◆ INPUT DATA
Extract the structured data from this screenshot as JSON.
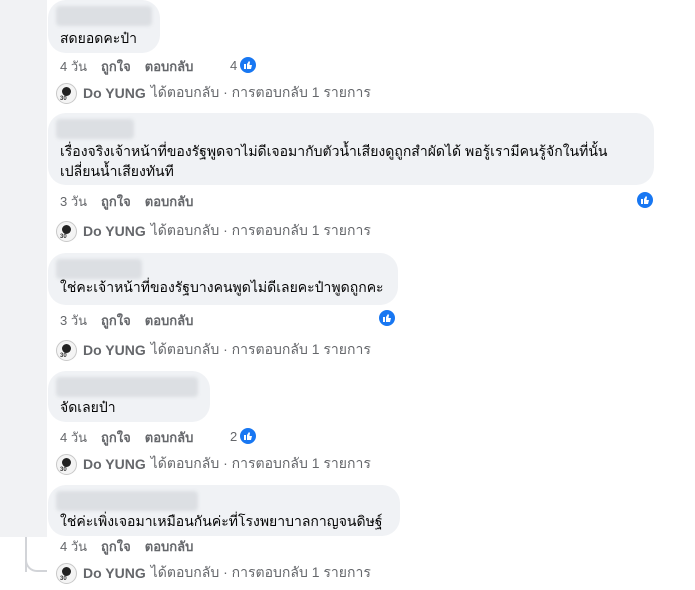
{
  "comments": [
    {
      "text_lines": [
        "สดยอดคะป๋า"
      ],
      "time": "4 วัน",
      "like_label": "ถูกใจ",
      "reply_label": "ตอบกลับ",
      "reaction_count": "4",
      "replier": "Do YUNG",
      "reply_text": "ได้ตอบกลับ · การตอบกลับ 1 รายการ"
    },
    {
      "text_lines": [
        "เรื่องจริงเจ้าหน้าที่ของรัฐพูดจาไม่ดีเจอมากับตัวน้ำเสียงดูถูกสำผัดได้ พอรู้เรามีคนรู้จักในที่นั้น",
        "เปลี่ยนน้ำเสียงทันที"
      ],
      "time": "3 วัน",
      "like_label": "ถูกใจ",
      "reply_label": "ตอบกลับ",
      "reaction_count": "",
      "replier": "Do YUNG",
      "reply_text": "ได้ตอบกลับ · การตอบกลับ 1 รายการ"
    },
    {
      "text_lines": [
        "ใช่คะเจ้าหน้าที่ของรัฐบางคนพูดไม่ดีเลยคะป๋าพูดถูกคะ"
      ],
      "time": "3 วัน",
      "like_label": "ถูกใจ",
      "reply_label": "ตอบกลับ",
      "reaction_count": "",
      "replier": "Do YUNG",
      "reply_text": "ได้ตอบกลับ · การตอบกลับ 1 รายการ"
    },
    {
      "text_lines": [
        "จัดเลยป๋า"
      ],
      "time": "4 วัน",
      "like_label": "ถูกใจ",
      "reply_label": "ตอบกลับ",
      "reaction_count": "2",
      "replier": "Do YUNG",
      "reply_text": "ได้ตอบกลับ · การตอบกลับ 1 รายการ"
    },
    {
      "text_lines": [
        "ใช่ค่ะเพิ่งเจอมาเหมือนกันค่ะที่โรงพยาบาลกาญจนดิษฐ์"
      ],
      "time": "4 วัน",
      "like_label": "ถูกใจ",
      "reply_label": "ตอบกลับ",
      "reaction_count": "",
      "replier": "Do YUNG",
      "reply_text": "ได้ตอบกลับ · การตอบกลับ 1 รายการ"
    }
  ],
  "colors": {
    "bubble": "#f0f2f5",
    "like_blue": "#1877f2",
    "secondary_text": "#65676b"
  },
  "icons": {
    "reaction": "like-thumb-icon",
    "avatar": "avatar"
  }
}
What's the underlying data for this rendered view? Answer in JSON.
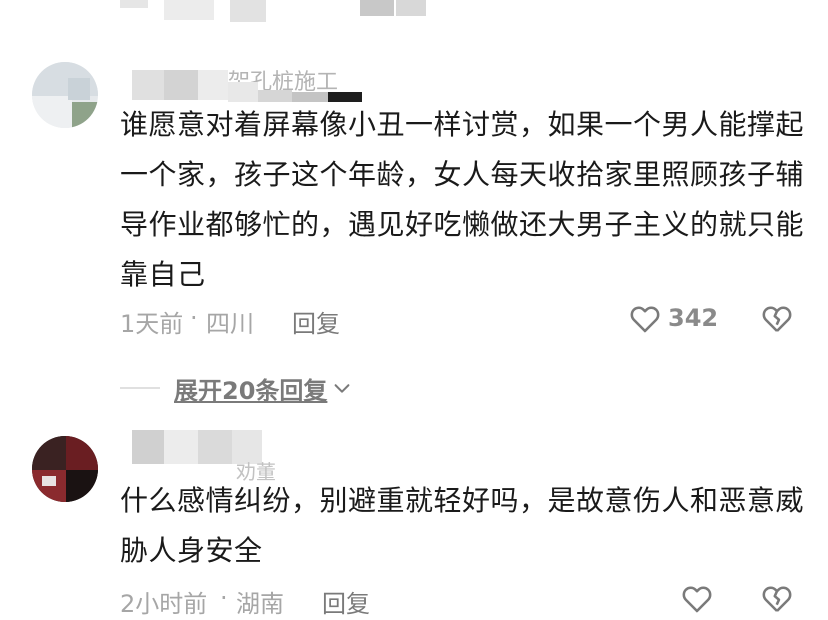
{
  "top_fragment": {
    "blurred": true
  },
  "comments": [
    {
      "username_partial": "架孔桩施工",
      "text": "谁愿意对着屏幕像小丑一样讨赏，如果一个男人能撑起一个家，孩子这个年龄，女人每天收拾家里照顾孩子辅导作业都够忙的，遇见好吃懒做还大男子主义的就只能靠自己",
      "time": "1天前",
      "separator": "·",
      "location": "四川",
      "reply_label": "回复",
      "like_count": "342"
    },
    {
      "username_partial": "劝董",
      "text": "什么感情纠纷，别避重就轻好吗，是故意伤人和恶意威胁人身安全",
      "time": "2小时前",
      "separator": "·",
      "location": "湖南",
      "reply_label": "回复",
      "like_count": ""
    }
  ],
  "expand_replies": {
    "label": "展开20条回复",
    "chevron": "chevron-down-icon"
  },
  "icons": {
    "like": "heart-outline-icon",
    "dislike": "broken-heart-icon"
  },
  "colors": {
    "text": "#1a1a1a",
    "meta": "#a6a6a6",
    "icon": "#7a7a7a"
  }
}
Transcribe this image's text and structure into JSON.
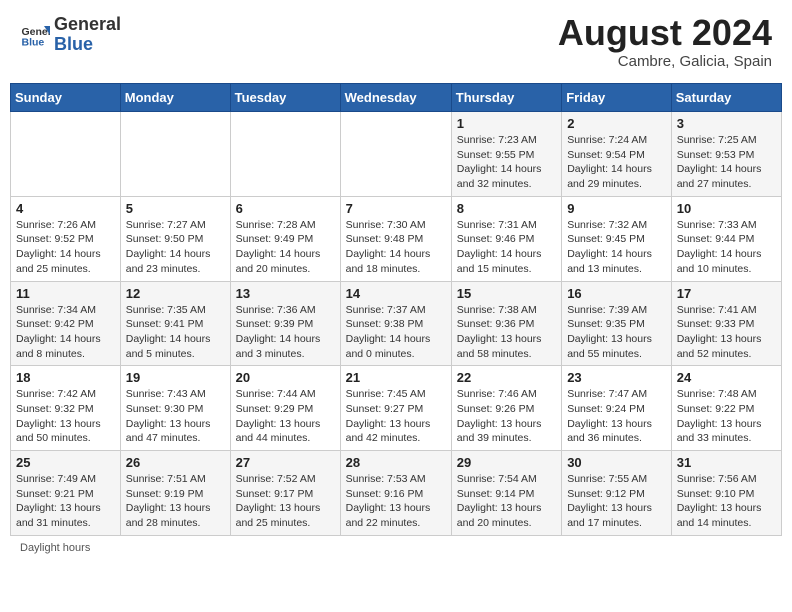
{
  "header": {
    "logo_line1": "General",
    "logo_line2": "Blue",
    "month": "August 2024",
    "location": "Cambre, Galicia, Spain"
  },
  "days_of_week": [
    "Sunday",
    "Monday",
    "Tuesday",
    "Wednesday",
    "Thursday",
    "Friday",
    "Saturday"
  ],
  "weeks": [
    [
      {
        "day": "",
        "info": ""
      },
      {
        "day": "",
        "info": ""
      },
      {
        "day": "",
        "info": ""
      },
      {
        "day": "",
        "info": ""
      },
      {
        "day": "1",
        "info": "Sunrise: 7:23 AM\nSunset: 9:55 PM\nDaylight: 14 hours\nand 32 minutes."
      },
      {
        "day": "2",
        "info": "Sunrise: 7:24 AM\nSunset: 9:54 PM\nDaylight: 14 hours\nand 29 minutes."
      },
      {
        "day": "3",
        "info": "Sunrise: 7:25 AM\nSunset: 9:53 PM\nDaylight: 14 hours\nand 27 minutes."
      }
    ],
    [
      {
        "day": "4",
        "info": "Sunrise: 7:26 AM\nSunset: 9:52 PM\nDaylight: 14 hours\nand 25 minutes."
      },
      {
        "day": "5",
        "info": "Sunrise: 7:27 AM\nSunset: 9:50 PM\nDaylight: 14 hours\nand 23 minutes."
      },
      {
        "day": "6",
        "info": "Sunrise: 7:28 AM\nSunset: 9:49 PM\nDaylight: 14 hours\nand 20 minutes."
      },
      {
        "day": "7",
        "info": "Sunrise: 7:30 AM\nSunset: 9:48 PM\nDaylight: 14 hours\nand 18 minutes."
      },
      {
        "day": "8",
        "info": "Sunrise: 7:31 AM\nSunset: 9:46 PM\nDaylight: 14 hours\nand 15 minutes."
      },
      {
        "day": "9",
        "info": "Sunrise: 7:32 AM\nSunset: 9:45 PM\nDaylight: 14 hours\nand 13 minutes."
      },
      {
        "day": "10",
        "info": "Sunrise: 7:33 AM\nSunset: 9:44 PM\nDaylight: 14 hours\nand 10 minutes."
      }
    ],
    [
      {
        "day": "11",
        "info": "Sunrise: 7:34 AM\nSunset: 9:42 PM\nDaylight: 14 hours\nand 8 minutes."
      },
      {
        "day": "12",
        "info": "Sunrise: 7:35 AM\nSunset: 9:41 PM\nDaylight: 14 hours\nand 5 minutes."
      },
      {
        "day": "13",
        "info": "Sunrise: 7:36 AM\nSunset: 9:39 PM\nDaylight: 14 hours\nand 3 minutes."
      },
      {
        "day": "14",
        "info": "Sunrise: 7:37 AM\nSunset: 9:38 PM\nDaylight: 14 hours\nand 0 minutes."
      },
      {
        "day": "15",
        "info": "Sunrise: 7:38 AM\nSunset: 9:36 PM\nDaylight: 13 hours\nand 58 minutes."
      },
      {
        "day": "16",
        "info": "Sunrise: 7:39 AM\nSunset: 9:35 PM\nDaylight: 13 hours\nand 55 minutes."
      },
      {
        "day": "17",
        "info": "Sunrise: 7:41 AM\nSunset: 9:33 PM\nDaylight: 13 hours\nand 52 minutes."
      }
    ],
    [
      {
        "day": "18",
        "info": "Sunrise: 7:42 AM\nSunset: 9:32 PM\nDaylight: 13 hours\nand 50 minutes."
      },
      {
        "day": "19",
        "info": "Sunrise: 7:43 AM\nSunset: 9:30 PM\nDaylight: 13 hours\nand 47 minutes."
      },
      {
        "day": "20",
        "info": "Sunrise: 7:44 AM\nSunset: 9:29 PM\nDaylight: 13 hours\nand 44 minutes."
      },
      {
        "day": "21",
        "info": "Sunrise: 7:45 AM\nSunset: 9:27 PM\nDaylight: 13 hours\nand 42 minutes."
      },
      {
        "day": "22",
        "info": "Sunrise: 7:46 AM\nSunset: 9:26 PM\nDaylight: 13 hours\nand 39 minutes."
      },
      {
        "day": "23",
        "info": "Sunrise: 7:47 AM\nSunset: 9:24 PM\nDaylight: 13 hours\nand 36 minutes."
      },
      {
        "day": "24",
        "info": "Sunrise: 7:48 AM\nSunset: 9:22 PM\nDaylight: 13 hours\nand 33 minutes."
      }
    ],
    [
      {
        "day": "25",
        "info": "Sunrise: 7:49 AM\nSunset: 9:21 PM\nDaylight: 13 hours\nand 31 minutes."
      },
      {
        "day": "26",
        "info": "Sunrise: 7:51 AM\nSunset: 9:19 PM\nDaylight: 13 hours\nand 28 minutes."
      },
      {
        "day": "27",
        "info": "Sunrise: 7:52 AM\nSunset: 9:17 PM\nDaylight: 13 hours\nand 25 minutes."
      },
      {
        "day": "28",
        "info": "Sunrise: 7:53 AM\nSunset: 9:16 PM\nDaylight: 13 hours\nand 22 minutes."
      },
      {
        "day": "29",
        "info": "Sunrise: 7:54 AM\nSunset: 9:14 PM\nDaylight: 13 hours\nand 20 minutes."
      },
      {
        "day": "30",
        "info": "Sunrise: 7:55 AM\nSunset: 9:12 PM\nDaylight: 13 hours\nand 17 minutes."
      },
      {
        "day": "31",
        "info": "Sunrise: 7:56 AM\nSunset: 9:10 PM\nDaylight: 13 hours\nand 14 minutes."
      }
    ]
  ],
  "footer": {
    "note": "Daylight hours"
  }
}
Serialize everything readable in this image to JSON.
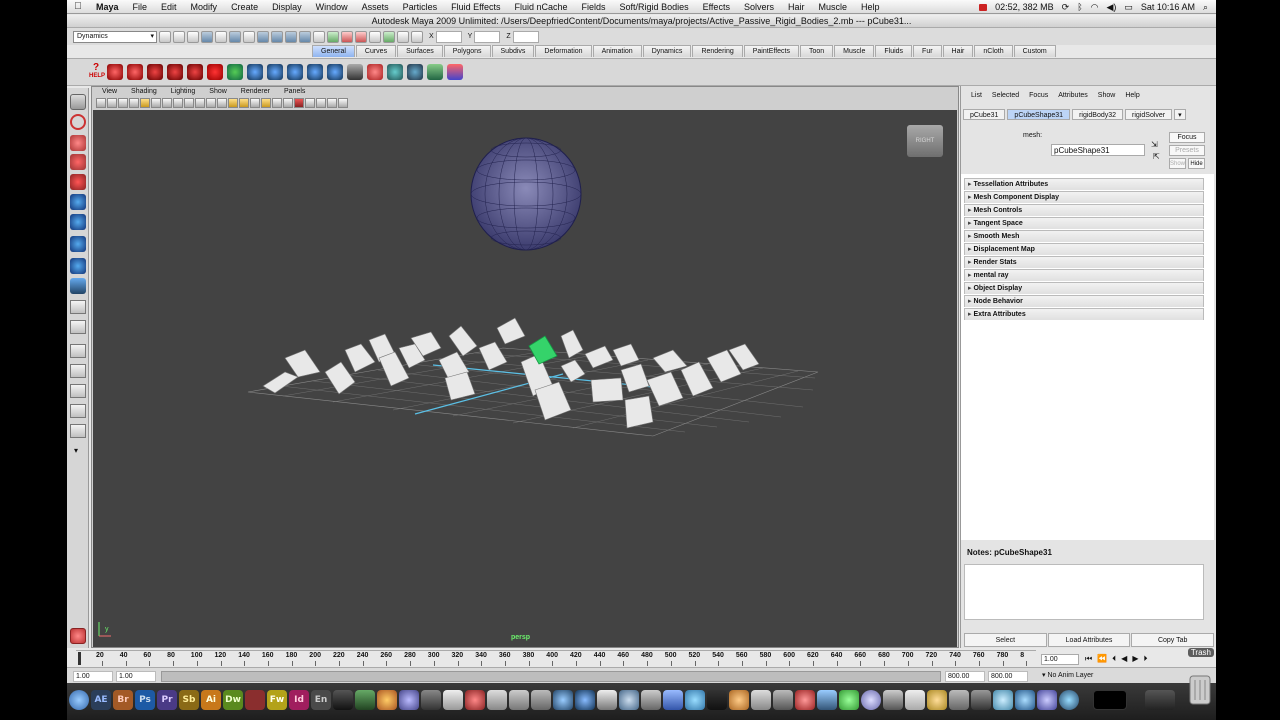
{
  "menubar": {
    "app_name": "Maya",
    "items": [
      "File",
      "Edit",
      "Modify",
      "Create",
      "Display",
      "Window",
      "Assets",
      "Particles",
      "Fluid Effects",
      "Fluid nCache",
      "Fields",
      "Soft/Rigid Bodies",
      "Effects",
      "Solvers",
      "Hair",
      "Muscle",
      "Help"
    ],
    "status_time_mem": "02:52, 382 MB",
    "clock": "Sat 10:16 AM"
  },
  "window": {
    "title": "Autodesk Maya 2009 Unlimited: /Users/DeepfriedContent/Documents/maya/projects/Active_Passive_Rigid_Bodies_2.mb  ---  pCube31..."
  },
  "statusline": {
    "menuset": "Dynamics",
    "x_label": "X",
    "y_label": "Y",
    "z_label": "Z"
  },
  "shelf": {
    "tabs": [
      "General",
      "Curves",
      "Surfaces",
      "Polygons",
      "Subdivs",
      "Deformation",
      "Animation",
      "Dynamics",
      "Rendering",
      "PaintEffects",
      "Toon",
      "Muscle",
      "Fluids",
      "Fur",
      "Hair",
      "nCloth",
      "Custom"
    ],
    "active_tab": "General",
    "help_label": "HELP"
  },
  "panel": {
    "menus": [
      "View",
      "Shading",
      "Lighting",
      "Show",
      "Renderer",
      "Panels"
    ],
    "camera_label": "persp",
    "viewcube_label": "RIGHT",
    "axis_y": "y"
  },
  "attribute_editor": {
    "menus": [
      "List",
      "Selected",
      "Focus",
      "Attributes",
      "Show",
      "Help"
    ],
    "tabs": [
      "pCube31",
      "pCubeShape31",
      "rigidBody32",
      "rigidSolver"
    ],
    "active_tab": "pCubeShape31",
    "mesh_label": "mesh:",
    "mesh_value": "pCubeShape31",
    "focus_btn": "Focus",
    "presets_btn": "Presets",
    "show_btn": "Show",
    "hide_btn": "Hide",
    "sections": [
      "Tessellation Attributes",
      "Mesh Component Display",
      "Mesh Controls",
      "Tangent Space",
      "Smooth Mesh",
      "Displacement Map",
      "Render Stats",
      "mental ray",
      "Object Display",
      "Node Behavior",
      "Extra Attributes"
    ],
    "notes_label": "Notes:  pCubeShape31",
    "bottom_buttons": [
      "Select",
      "Load Attributes",
      "Copy Tab"
    ]
  },
  "timeline": {
    "ticks": [
      "20",
      "40",
      "60",
      "80",
      "100",
      "120",
      "140",
      "160",
      "180",
      "200",
      "220",
      "240",
      "260",
      "280",
      "300",
      "320",
      "340",
      "360",
      "380",
      "400",
      "420",
      "440",
      "460",
      "480",
      "500",
      "520",
      "540",
      "560",
      "580",
      "600",
      "620",
      "640",
      "660",
      "680",
      "700",
      "720",
      "740",
      "760",
      "780",
      "8"
    ],
    "current_frame": "1.00",
    "range_start": "1.00",
    "range_inner_start": "1.00",
    "range_inner_end": "800.00",
    "range_end": "800.00",
    "anim_layer": "No Anim Layer"
  },
  "dock": {
    "trash_label": "Trash",
    "apps": [
      "AE",
      "Br",
      "Ps",
      "Pr",
      "Sb",
      "Ai",
      "Dw",
      "Fw",
      "Id",
      "En"
    ]
  }
}
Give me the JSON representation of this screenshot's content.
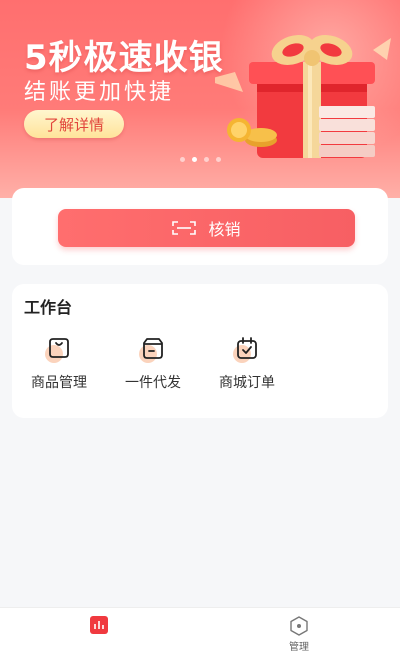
{
  "banner": {
    "title": "5秒极速收银",
    "subtitle": "结账更加快捷",
    "detail_button": "了解详情",
    "carousel": {
      "count": 4,
      "active_index": 1
    }
  },
  "verify": {
    "label": "核销"
  },
  "workbench": {
    "title": "工作台",
    "items": [
      {
        "label": "商品管理",
        "icon": "product-bag-icon"
      },
      {
        "label": "一件代发",
        "icon": "dropship-box-icon"
      },
      {
        "label": "商城订单",
        "icon": "calendar-check-icon"
      }
    ]
  },
  "bottom_nav": {
    "items": [
      {
        "label": "",
        "icon": "dashboard-chart-icon",
        "active": true
      },
      {
        "label": "管理",
        "icon": "hexagon-settings-icon",
        "active": false
      }
    ]
  },
  "colors": {
    "accent": "#f75f63",
    "banner_top": "#ff6f6f",
    "button_gold": "#ffe39a",
    "icon_blob": "#fbd3bc"
  }
}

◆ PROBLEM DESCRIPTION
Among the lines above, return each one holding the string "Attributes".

◆ RESULT
      "Attributes",
      "Tessellation Attributes",
      "Extra Attributes"
      "Load Attributes",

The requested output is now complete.